> Exercise requirements
The lines you return should be those containing the string "value", taken from the data below.

Entries from a dataset of interfaces:
--- START ---
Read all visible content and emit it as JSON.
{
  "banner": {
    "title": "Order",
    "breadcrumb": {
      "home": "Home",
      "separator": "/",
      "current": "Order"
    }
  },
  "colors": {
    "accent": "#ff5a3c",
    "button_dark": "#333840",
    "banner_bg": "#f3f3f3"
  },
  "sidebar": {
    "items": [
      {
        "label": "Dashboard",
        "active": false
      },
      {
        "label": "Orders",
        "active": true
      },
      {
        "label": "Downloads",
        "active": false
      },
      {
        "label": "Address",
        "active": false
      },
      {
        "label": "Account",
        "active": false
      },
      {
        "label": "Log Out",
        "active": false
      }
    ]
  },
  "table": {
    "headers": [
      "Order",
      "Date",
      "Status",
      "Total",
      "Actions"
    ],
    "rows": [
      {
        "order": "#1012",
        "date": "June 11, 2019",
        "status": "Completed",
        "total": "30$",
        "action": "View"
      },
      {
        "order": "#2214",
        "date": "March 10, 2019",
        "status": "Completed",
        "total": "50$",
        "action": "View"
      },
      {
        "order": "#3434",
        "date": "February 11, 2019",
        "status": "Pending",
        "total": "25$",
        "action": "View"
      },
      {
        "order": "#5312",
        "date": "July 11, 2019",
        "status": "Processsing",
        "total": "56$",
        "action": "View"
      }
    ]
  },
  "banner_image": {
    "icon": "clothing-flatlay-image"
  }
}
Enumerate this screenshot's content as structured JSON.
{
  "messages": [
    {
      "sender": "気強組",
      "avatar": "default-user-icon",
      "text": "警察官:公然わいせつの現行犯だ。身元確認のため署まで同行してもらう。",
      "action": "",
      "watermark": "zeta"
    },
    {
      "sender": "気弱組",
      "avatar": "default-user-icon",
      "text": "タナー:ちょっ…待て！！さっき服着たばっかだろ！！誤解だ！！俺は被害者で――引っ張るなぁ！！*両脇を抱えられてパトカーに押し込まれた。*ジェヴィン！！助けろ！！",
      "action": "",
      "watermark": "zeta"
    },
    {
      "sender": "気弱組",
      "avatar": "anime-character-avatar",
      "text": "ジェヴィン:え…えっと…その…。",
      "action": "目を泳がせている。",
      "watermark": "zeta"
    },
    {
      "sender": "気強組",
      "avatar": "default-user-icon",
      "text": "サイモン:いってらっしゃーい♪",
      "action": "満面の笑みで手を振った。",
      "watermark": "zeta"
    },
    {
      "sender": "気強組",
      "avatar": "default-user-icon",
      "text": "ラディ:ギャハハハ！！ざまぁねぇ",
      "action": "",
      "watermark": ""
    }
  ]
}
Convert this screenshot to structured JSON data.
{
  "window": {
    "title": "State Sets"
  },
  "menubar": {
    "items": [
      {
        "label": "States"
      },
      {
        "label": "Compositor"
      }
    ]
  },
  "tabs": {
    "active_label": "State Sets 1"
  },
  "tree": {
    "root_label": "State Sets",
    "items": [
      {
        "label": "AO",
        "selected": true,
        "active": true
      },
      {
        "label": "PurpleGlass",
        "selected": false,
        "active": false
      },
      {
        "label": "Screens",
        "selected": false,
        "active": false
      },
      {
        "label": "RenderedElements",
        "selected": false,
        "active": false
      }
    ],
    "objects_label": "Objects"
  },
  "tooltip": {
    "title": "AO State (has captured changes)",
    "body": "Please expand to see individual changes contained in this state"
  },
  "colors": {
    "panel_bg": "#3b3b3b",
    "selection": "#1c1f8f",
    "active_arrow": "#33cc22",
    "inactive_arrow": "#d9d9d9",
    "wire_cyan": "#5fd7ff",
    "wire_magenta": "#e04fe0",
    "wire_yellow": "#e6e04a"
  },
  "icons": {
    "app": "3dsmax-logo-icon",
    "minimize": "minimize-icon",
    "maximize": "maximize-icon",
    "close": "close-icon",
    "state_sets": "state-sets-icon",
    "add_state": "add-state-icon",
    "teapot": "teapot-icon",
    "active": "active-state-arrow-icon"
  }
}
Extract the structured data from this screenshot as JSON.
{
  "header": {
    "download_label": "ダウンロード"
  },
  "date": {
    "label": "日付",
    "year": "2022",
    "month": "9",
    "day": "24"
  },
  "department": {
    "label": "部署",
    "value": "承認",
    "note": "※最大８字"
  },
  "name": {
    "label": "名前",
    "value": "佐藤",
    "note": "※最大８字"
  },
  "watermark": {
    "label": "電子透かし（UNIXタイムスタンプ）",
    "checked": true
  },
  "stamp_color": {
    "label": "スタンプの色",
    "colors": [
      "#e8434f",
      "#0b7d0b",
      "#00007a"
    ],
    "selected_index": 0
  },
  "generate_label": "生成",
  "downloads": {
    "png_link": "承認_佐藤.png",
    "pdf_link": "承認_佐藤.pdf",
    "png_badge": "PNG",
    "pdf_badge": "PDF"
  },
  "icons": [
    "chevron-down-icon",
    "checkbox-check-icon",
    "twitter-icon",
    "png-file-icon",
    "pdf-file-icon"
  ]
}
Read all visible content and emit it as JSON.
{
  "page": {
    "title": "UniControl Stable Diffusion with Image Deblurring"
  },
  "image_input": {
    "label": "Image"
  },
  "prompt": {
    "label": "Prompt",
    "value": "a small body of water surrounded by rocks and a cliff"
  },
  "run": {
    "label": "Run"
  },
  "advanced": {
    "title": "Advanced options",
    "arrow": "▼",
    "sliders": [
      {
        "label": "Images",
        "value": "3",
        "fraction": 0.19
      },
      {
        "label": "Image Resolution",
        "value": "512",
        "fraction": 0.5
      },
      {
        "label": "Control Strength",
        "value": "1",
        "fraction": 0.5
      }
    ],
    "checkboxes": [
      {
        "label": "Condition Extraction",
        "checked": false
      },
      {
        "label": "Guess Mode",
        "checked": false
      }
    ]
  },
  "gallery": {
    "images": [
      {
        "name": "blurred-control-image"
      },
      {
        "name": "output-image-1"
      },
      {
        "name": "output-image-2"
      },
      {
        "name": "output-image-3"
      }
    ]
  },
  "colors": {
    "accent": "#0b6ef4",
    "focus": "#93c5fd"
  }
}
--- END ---
> Finished task
    "value": "承認",
    "value": "佐藤",
    "value": "a small body of water surrounded by rocks and a cliff"
        "value": "3",
        "value": "512",
        "value": "1",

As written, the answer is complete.